Sitting here staring out at my green front lawn, which only yesterday was covered with a blanket of the pre-Christmas snowfall we received last weekend. The temperature is well into the 50s (Fahrenheit), which seems bizarre given the sub-teens readings that made my car tire-pressure system go haywire last Monday. This, my friends, is the reason why it's so difficult to rely on renewable energy sources such as the sun or the wind or the ocean waves: the natural world is highly unpredictable, along with the weather.
That's why, in tandem with cost-efficiency advances that will make some of these options cheaper throughout 2009, one big investment bet will be on battery technologies that can help us store up all the energy that the world creates around us. One example is investments being made by Xcel Energy, which is the subject of this article published a few days ago by Scientific American.
Xcel has installed a system of 20 sodium-sulfur batteries from NGK Insulators that can store up to seven megawatt-hours of electricity, which translates into enough power to run 500 average American homes for up to seven hours. The problem is, this stuff is really expensive right now: about $3 million per megawatt for starters.
Here are more details on the project, which was first announced last February.

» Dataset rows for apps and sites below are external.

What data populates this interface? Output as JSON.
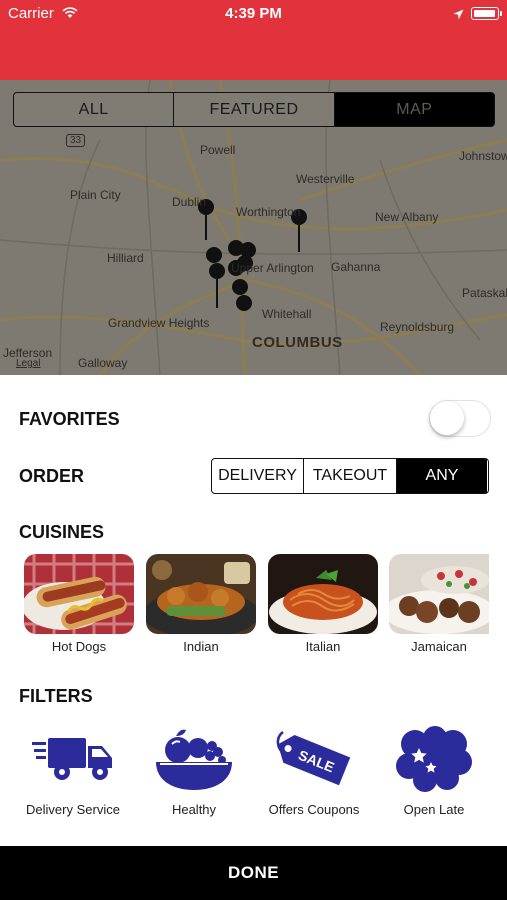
{
  "status_bar": {
    "carrier": "Carrier",
    "time": "4:39 PM"
  },
  "view_tabs": [
    {
      "label": "ALL",
      "active": false
    },
    {
      "label": "FEATURED",
      "active": false
    },
    {
      "label": "MAP",
      "active": true
    }
  ],
  "map": {
    "labels": [
      "Powell",
      "Johnstown",
      "Westerville",
      "Plain City",
      "Dublin",
      "Worthington",
      "New Albany",
      "Hilliard",
      "Upper Arlington",
      "Gahanna",
      "Pataskala",
      "Grandview Heights",
      "Whitehall",
      "Reynoldsburg",
      "COLUMBUS",
      "Jefferson",
      "Galloway"
    ],
    "legal": "Legal",
    "highway_shield": "33"
  },
  "favorites": {
    "label": "FAVORITES",
    "enabled": false
  },
  "order": {
    "label": "ORDER",
    "options": [
      {
        "label": "DELIVERY",
        "active": false
      },
      {
        "label": "TAKEOUT",
        "active": false
      },
      {
        "label": "ANY",
        "active": true
      }
    ]
  },
  "cuisines": {
    "label": "CUISINES",
    "items": [
      {
        "label": "Hot Dogs"
      },
      {
        "label": "Indian"
      },
      {
        "label": "Italian"
      },
      {
        "label": "Jamaican"
      }
    ]
  },
  "filters": {
    "label": "FILTERS",
    "items": [
      {
        "label": "Delivery Service",
        "icon": "delivery-truck-icon"
      },
      {
        "label": "Healthy",
        "icon": "fruit-bowl-icon"
      },
      {
        "label": "Offers Coupons",
        "icon": "sale-tag-icon",
        "tag_text": "SALE"
      },
      {
        "label": "Open Late",
        "icon": "moon-stars-icon"
      }
    ]
  },
  "done": {
    "label": "DONE"
  },
  "colors": {
    "header": "#e2323b",
    "filter_icon": "#2b2b9c",
    "dimmed_map": "#7e7a71"
  }
}
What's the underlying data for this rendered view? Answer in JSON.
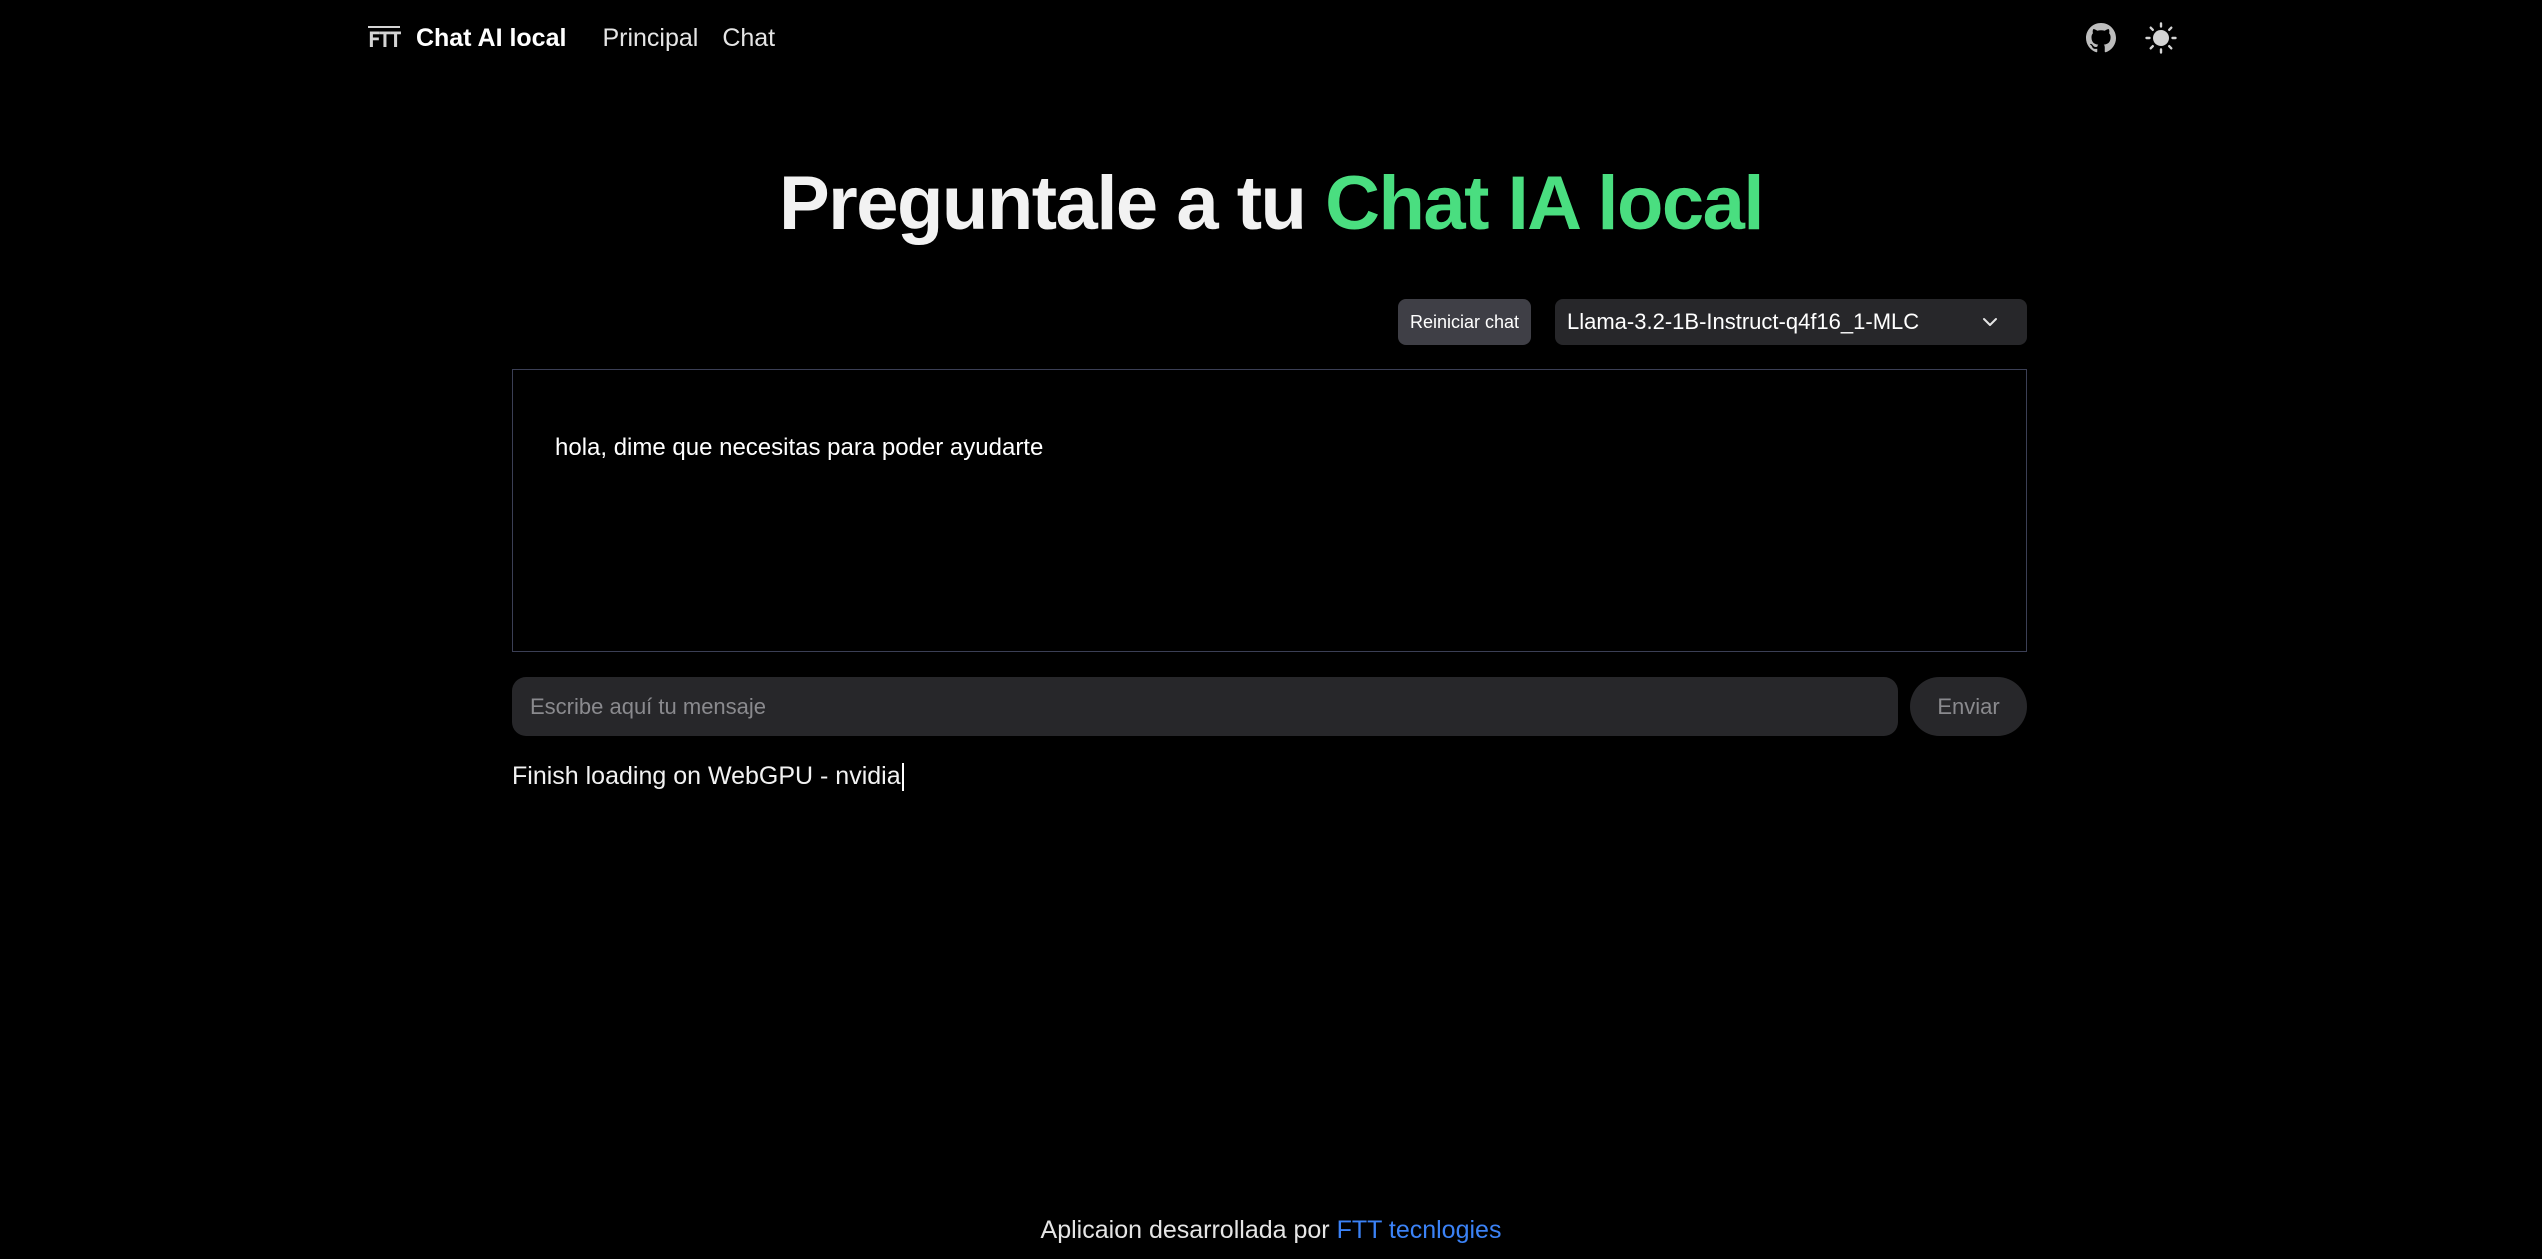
{
  "navbar": {
    "logo_text": "FTT",
    "brand_name": "Chat AI local",
    "links": [
      {
        "label": "Principal"
      },
      {
        "label": "Chat"
      }
    ],
    "github_icon": "github-icon",
    "theme_icon": "sun-icon"
  },
  "hero": {
    "title_plain": "Preguntale a tu",
    "title_accent": "Chat IA local",
    "accent_color": "#4ade80"
  },
  "controls": {
    "reset_label": "Reiniciar chat",
    "model_selected": "Llama-3.2-1B-Instruct-q4f16_1-MLC"
  },
  "chat": {
    "messages": [
      {
        "text": "hola, dime que necesitas para poder ayudarte"
      }
    ]
  },
  "input": {
    "placeholder": "Escribe aquí tu mensaje",
    "value": "",
    "send_label": "Enviar"
  },
  "status": {
    "text": "Finish loading on WebGPU - nvidia"
  },
  "footer": {
    "prefix": "Aplicaion desarrollada por",
    "link_text": "FTT tecnlogies",
    "link_color": "#3b82f6"
  }
}
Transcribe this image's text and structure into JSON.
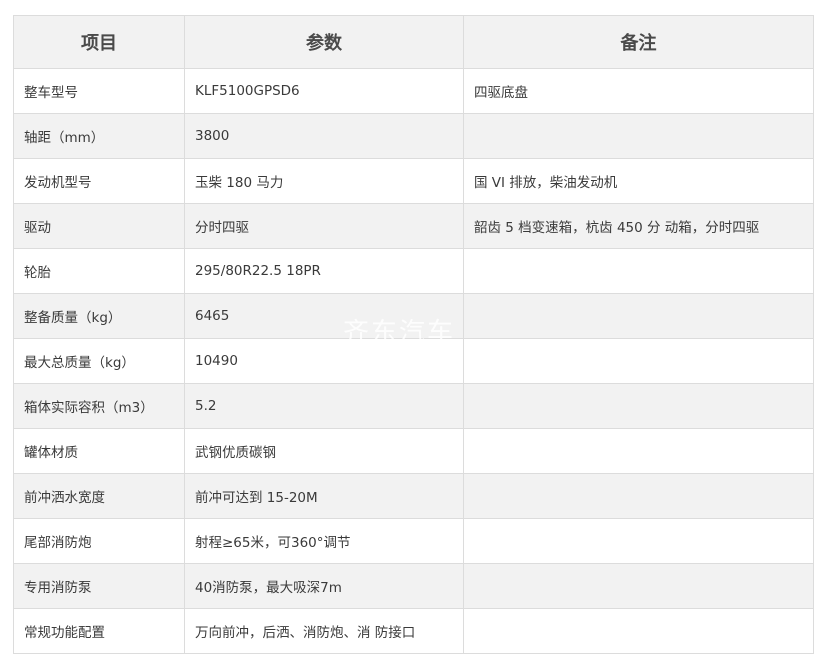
{
  "table": {
    "headers": [
      "项目",
      "参数",
      "备注"
    ],
    "rows": [
      [
        "整车型号",
        "KLF5100GPSD6",
        "四驱底盘"
      ],
      [
        "轴距（mm）",
        "3800",
        ""
      ],
      [
        "发动机型号",
        "玉柴 180 马力",
        "国 VI 排放，柴油发动机"
      ],
      [
        "驱动",
        "分时四驱",
        "韶齿 5 档变速箱，杭齿 450 分 动箱，分时四驱"
      ],
      [
        "轮胎",
        "295/80R22.5  18PR",
        ""
      ],
      [
        "整备质量（kg）",
        "6465",
        ""
      ],
      [
        "最大总质量（kg）",
        "10490",
        ""
      ],
      [
        "箱体实际容积（m3）",
        "5.2",
        ""
      ],
      [
        "罐体材质",
        "武钢优质碳钢",
        ""
      ],
      [
        "前冲洒水宽度",
        "前冲可达到 15-20M",
        ""
      ],
      [
        "尾部消防炮",
        "射程≥65米，可360°调节",
        ""
      ],
      [
        "专用消防泵",
        "40消防泵，最大吸深7m",
        ""
      ],
      [
        "常规功能配置",
        "万向前冲，后洒、消防炮、消 防接口",
        ""
      ]
    ]
  },
  "watermark": "齐东汽车"
}
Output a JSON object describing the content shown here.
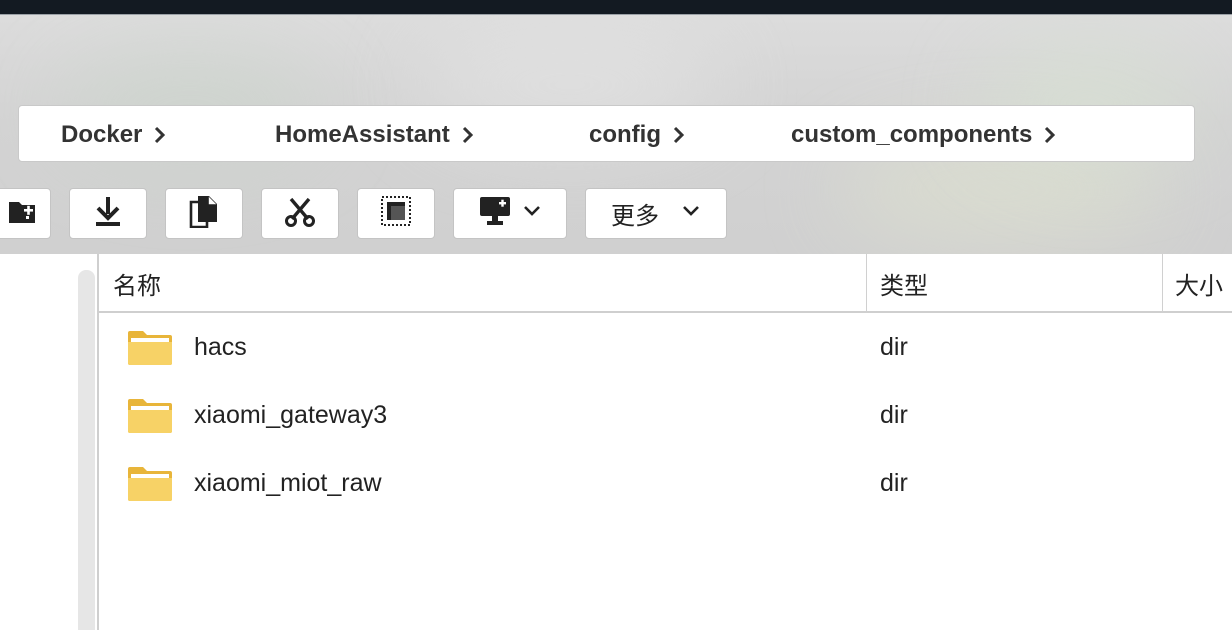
{
  "breadcrumb": {
    "items": [
      {
        "label": "Docker"
      },
      {
        "label": "HomeAssistant"
      },
      {
        "label": "config"
      },
      {
        "label": "custom_components"
      }
    ]
  },
  "toolbar": {
    "buttons": [
      {
        "icon": "create-folder-icon"
      },
      {
        "icon": "download-icon"
      },
      {
        "icon": "copy-icon"
      },
      {
        "icon": "cut-icon"
      },
      {
        "icon": "select-all-icon"
      },
      {
        "icon": "remote-connect-icon",
        "has_dropdown": true
      },
      {
        "label": "更多",
        "has_dropdown": true
      }
    ]
  },
  "file_list": {
    "columns": [
      "名称",
      "类型",
      "大小"
    ],
    "rows": [
      {
        "name": "hacs",
        "type": "dir",
        "icon": "folder-icon"
      },
      {
        "name": "xiaomi_gateway3",
        "type": "dir",
        "icon": "folder-icon"
      },
      {
        "name": "xiaomi_miot_raw",
        "type": "dir",
        "icon": "folder-icon"
      }
    ]
  },
  "colors": {
    "folder_yellow": "#f5c84c",
    "header_gray": "#d3d3d3",
    "top_bar": "#131a22"
  }
}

Here are some other links with information about battery technology meant to extend the impact of renewable energy.
A general discussion of the options/possibilities that battery storage for renewable energy brings to the discussion.
Some frequently cited companies in the game:
VRB Power Systems
Sun Xtender Trojan Battery